* **AIM OF THE EXERCISE**
Given the records below, pull every line with the word "title" into the answer.

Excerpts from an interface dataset
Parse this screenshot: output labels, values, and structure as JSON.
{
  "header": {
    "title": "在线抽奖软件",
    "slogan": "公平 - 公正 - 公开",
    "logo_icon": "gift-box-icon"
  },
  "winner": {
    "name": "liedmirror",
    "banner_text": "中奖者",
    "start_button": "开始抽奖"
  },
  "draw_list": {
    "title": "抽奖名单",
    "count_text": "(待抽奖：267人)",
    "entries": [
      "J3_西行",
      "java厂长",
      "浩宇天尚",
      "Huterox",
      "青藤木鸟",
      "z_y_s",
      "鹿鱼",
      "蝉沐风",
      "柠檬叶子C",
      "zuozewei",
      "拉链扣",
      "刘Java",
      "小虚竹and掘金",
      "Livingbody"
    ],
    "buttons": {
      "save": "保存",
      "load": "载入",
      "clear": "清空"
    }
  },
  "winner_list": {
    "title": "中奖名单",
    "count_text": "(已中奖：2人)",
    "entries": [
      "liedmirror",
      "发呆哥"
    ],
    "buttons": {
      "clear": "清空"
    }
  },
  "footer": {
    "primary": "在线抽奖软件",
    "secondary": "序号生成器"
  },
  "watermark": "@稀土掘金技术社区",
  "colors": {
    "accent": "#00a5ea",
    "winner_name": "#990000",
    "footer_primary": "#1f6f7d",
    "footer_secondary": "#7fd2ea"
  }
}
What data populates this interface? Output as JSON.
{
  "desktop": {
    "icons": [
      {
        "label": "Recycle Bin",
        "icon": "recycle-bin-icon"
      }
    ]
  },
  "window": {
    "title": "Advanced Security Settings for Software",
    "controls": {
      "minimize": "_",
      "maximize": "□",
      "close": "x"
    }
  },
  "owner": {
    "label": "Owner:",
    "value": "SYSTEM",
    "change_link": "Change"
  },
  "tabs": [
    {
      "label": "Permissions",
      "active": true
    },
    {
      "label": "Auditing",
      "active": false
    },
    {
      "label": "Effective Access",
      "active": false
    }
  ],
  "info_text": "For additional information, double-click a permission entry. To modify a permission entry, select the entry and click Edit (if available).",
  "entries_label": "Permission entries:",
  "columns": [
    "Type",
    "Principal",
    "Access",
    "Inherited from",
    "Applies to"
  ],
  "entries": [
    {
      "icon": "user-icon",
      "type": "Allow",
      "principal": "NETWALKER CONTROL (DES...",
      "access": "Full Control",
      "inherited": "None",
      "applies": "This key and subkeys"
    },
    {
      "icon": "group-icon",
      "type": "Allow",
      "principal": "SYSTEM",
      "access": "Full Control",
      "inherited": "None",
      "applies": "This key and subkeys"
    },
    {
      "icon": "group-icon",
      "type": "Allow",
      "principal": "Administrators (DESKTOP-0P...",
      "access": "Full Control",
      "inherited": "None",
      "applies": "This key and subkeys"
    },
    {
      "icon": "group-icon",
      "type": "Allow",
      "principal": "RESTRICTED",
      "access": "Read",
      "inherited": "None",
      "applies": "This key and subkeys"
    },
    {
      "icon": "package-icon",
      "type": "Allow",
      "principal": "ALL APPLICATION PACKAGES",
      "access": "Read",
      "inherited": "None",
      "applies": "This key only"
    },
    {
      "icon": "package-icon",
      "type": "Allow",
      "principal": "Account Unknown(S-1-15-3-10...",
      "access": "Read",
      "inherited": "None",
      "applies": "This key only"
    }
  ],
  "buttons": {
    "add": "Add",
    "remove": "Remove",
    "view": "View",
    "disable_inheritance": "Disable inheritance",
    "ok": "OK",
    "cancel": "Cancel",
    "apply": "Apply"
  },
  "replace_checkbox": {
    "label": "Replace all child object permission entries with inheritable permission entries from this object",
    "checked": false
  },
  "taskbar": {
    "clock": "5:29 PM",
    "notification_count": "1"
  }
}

* **PROBLEM SOLUTION**
    "title": "在线抽奖软件",
    "title": "抽奖名单",
    "title": "中奖名单",
    "title": "Advanced Security Settings for Software",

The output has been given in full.